▶ **TO DO**: Look through the records below and copy each line that includes the word "読者になる".

▶ **Web page and app entries**:
———

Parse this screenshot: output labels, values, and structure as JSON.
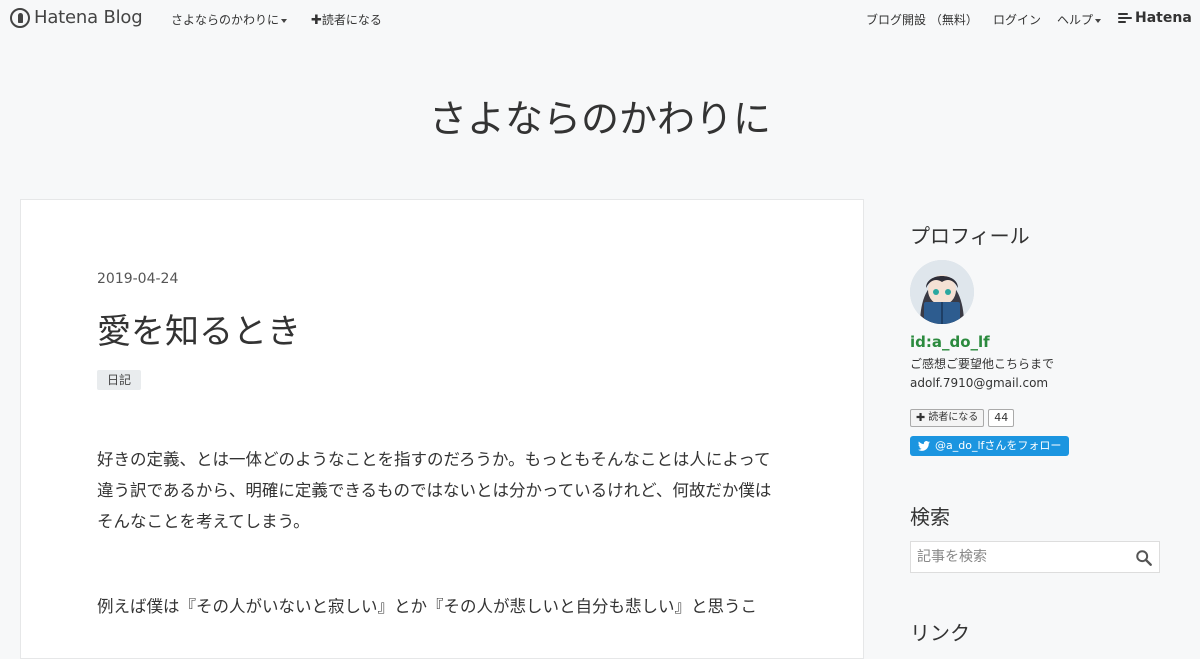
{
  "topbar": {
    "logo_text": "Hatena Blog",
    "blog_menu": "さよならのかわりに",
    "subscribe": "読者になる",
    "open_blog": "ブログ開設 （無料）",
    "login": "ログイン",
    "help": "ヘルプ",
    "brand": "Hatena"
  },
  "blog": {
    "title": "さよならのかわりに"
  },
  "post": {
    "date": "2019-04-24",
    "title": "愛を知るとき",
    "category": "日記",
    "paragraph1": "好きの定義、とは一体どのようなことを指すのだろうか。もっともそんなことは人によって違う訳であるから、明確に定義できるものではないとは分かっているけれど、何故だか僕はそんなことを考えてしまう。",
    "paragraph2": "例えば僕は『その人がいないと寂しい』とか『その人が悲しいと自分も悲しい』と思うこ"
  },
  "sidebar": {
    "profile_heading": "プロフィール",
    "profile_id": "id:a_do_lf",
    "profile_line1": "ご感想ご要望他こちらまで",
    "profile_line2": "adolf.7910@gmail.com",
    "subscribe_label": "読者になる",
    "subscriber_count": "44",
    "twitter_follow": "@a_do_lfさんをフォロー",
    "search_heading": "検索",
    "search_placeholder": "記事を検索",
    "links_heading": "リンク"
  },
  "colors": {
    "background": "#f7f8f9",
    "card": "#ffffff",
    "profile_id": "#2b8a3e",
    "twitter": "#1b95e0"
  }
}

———

▶ **TASK RESULT**:
    "subscribe": "読者になる",
    "subscribe_label": "読者になる",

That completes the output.